### WORK REQUIRED
Please copy each line from the entries that contains the string "label".

### THE DATA
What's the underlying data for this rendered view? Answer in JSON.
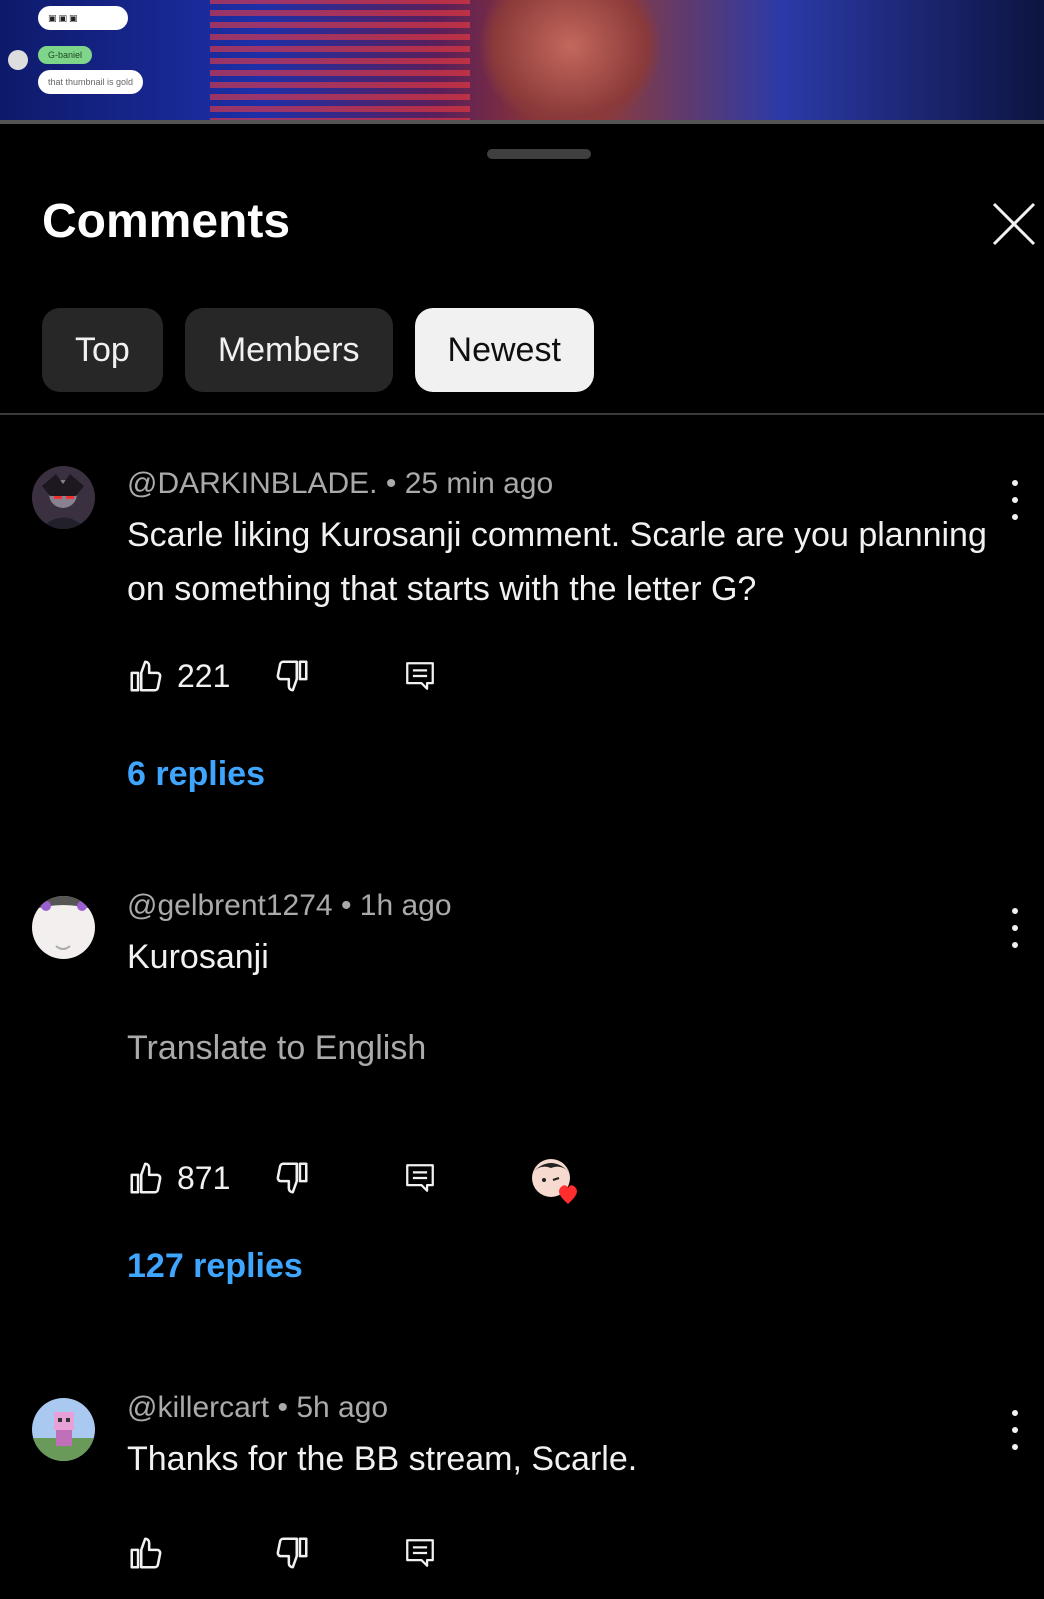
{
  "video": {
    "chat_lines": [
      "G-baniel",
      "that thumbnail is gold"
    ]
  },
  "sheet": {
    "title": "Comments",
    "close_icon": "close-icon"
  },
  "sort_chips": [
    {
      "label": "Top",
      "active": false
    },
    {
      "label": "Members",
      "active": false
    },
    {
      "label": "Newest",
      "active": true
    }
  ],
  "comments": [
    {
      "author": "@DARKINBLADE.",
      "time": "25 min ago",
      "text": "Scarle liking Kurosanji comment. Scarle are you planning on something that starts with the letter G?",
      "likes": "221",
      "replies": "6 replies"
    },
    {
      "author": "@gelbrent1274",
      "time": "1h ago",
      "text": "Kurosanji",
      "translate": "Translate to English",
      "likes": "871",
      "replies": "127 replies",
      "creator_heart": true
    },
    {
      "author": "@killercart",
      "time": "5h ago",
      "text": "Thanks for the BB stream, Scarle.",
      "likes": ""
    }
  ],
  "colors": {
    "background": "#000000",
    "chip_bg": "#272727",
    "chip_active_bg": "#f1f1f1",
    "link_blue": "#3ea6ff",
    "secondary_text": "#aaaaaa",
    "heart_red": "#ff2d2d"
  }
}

### REPLY TO THE EXERCISE
      "label": "Top",
      "label": "Members",
      "label": "Newest",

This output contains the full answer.